Israel Makov joined Teva in 1995 as vice president for business development. Since 1999, he has served as Executive Vice President, responsible for the integration and globalization of the company. In January 2001, Makov was appointed Chief Operating Officer, and in April 2002 was appointed chief executive officer and president of Teva, in place of Eli Hurvitz, who then became chairman of the board.
Makov is known as a charismatic leader who drove home a large organizational change in the company in order to bring Teva up to speed as a global company. In 2004, Makov was awarded the Israel Industry Prize in appreciation for his part in Teva's success story under his leadership.

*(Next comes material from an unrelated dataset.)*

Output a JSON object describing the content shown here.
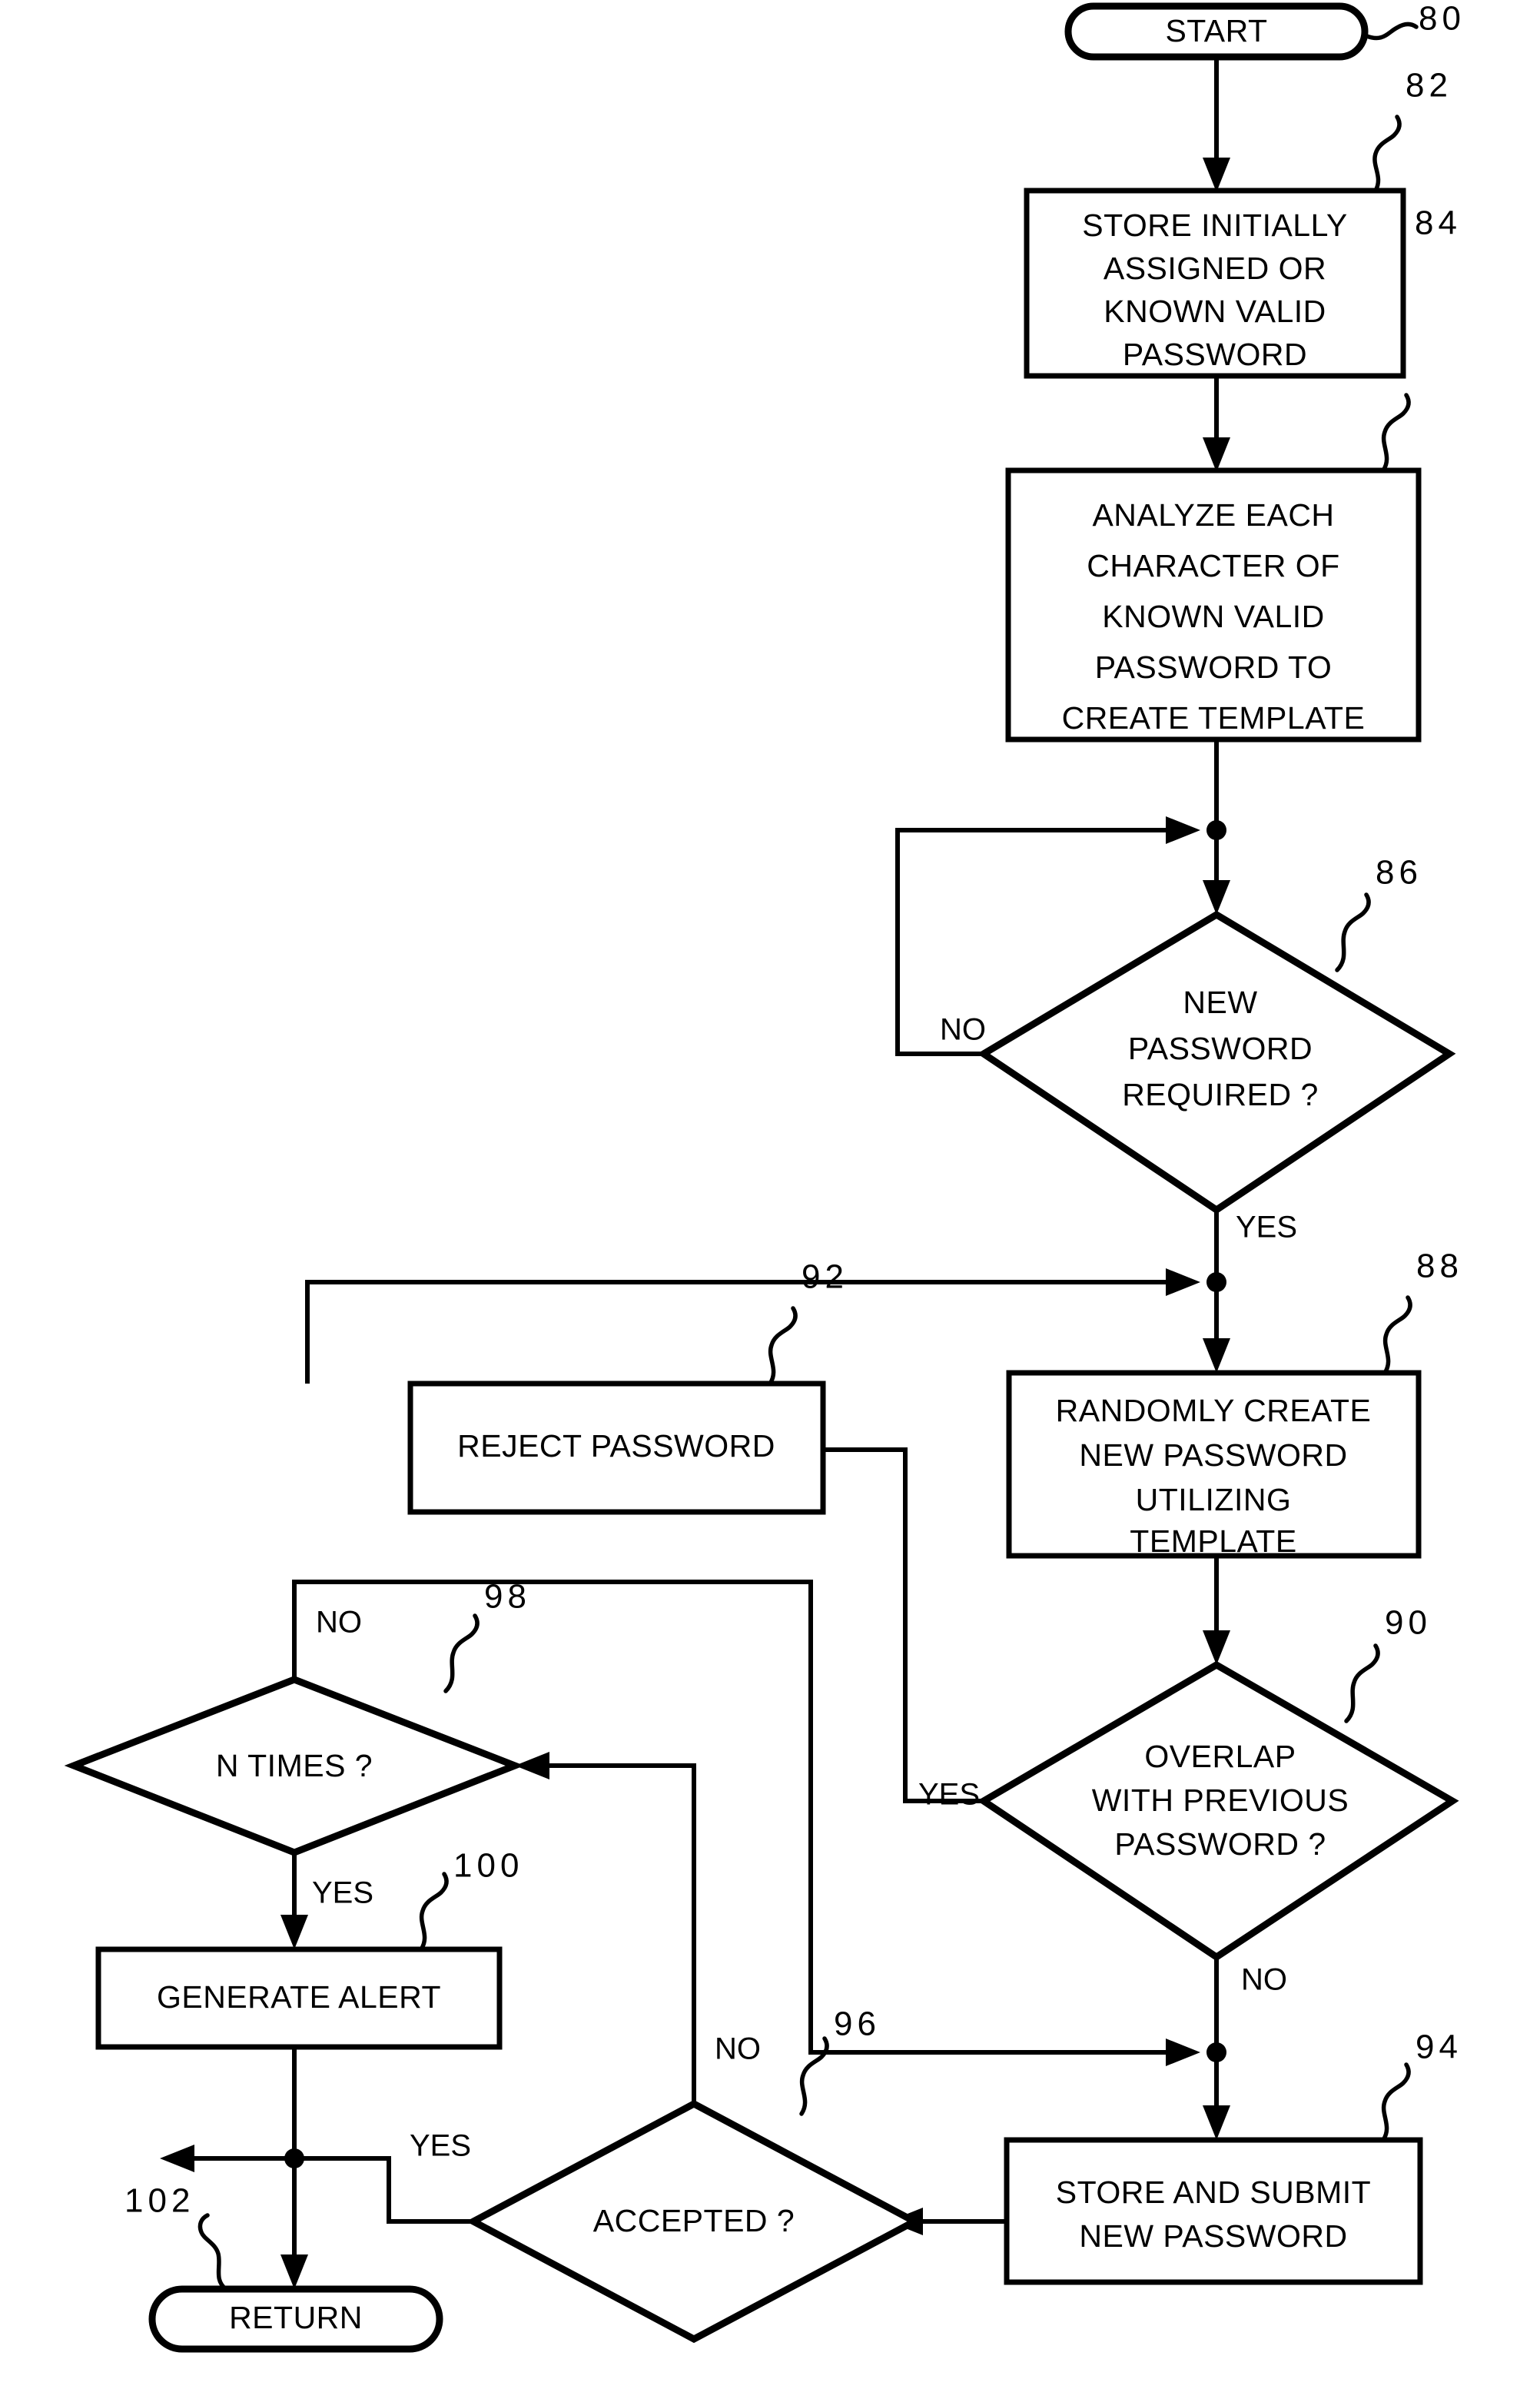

In an interview he gave to Yedioth Ahronoth in March 2003, about a year after he became CEO, Makov said, "I plan on staying here for a few years. I will contribute what I can contribute – and then I'll retire. At the end of the day, everyone get's his turn to be switched. But after Teva, I don't have any aspirations to manage anything else. Teva is the zenith of management in Israel."
Teva is considered the largest, most successful leading company in Israel and holds the esteem of being the largest generic drug company in the world. The company was established 105 years ago, and its total revenues in 2005 stood at USD 5.3 billion, and listed a net profit of USD 1.07 billion.
Forecasts for 2006 predict that the company will bring in USD 8.5 billion of revenues. Teva is traded on the Tel Aviv Stock Exchange and on NASDAQ for USD 28.1 dollar. Ownership of Teva is divided among a large number of private investors and institutions, most of them in the US.
Teva stock, which has yielded returns of hundreds of percents over the years, fluctuated a lot in the last year because, among other things, of investor concern that the company would have a hard time absorbing IVAX Corporation, which it acquisitioned for more than USD 7 billion. In the last 12 months, Teva stock has dropped 7 percent. Wednesday, Teva stock closed at USD 35.58 on NASDAQ after recovering from the slump it experienced at the end of July – USD 29.22.
The heir – Shlomo Yanai
Makov's successor as CEO will be Shlomo Yanai, 54, who has been the CEO of Makhteshim Agan since 2003. Prior to this, Yanai served in the IDF for 32 years during which time he served, among other things, as head of the Planning Branch of General Headquarters and Commanding Officer of the Southern Command.
Shlomo Yanai was decorated in the Yom Kippur War. He is a graduate of Tel Aviv University in political science and economics, received his M.A. from George Washington University in national resource management and holds a degree from Harvard Business School's prestigious AMP program. He also graduated from the US National War College.
In the last year, Makhteshim Agan experienced a slide its stock prices.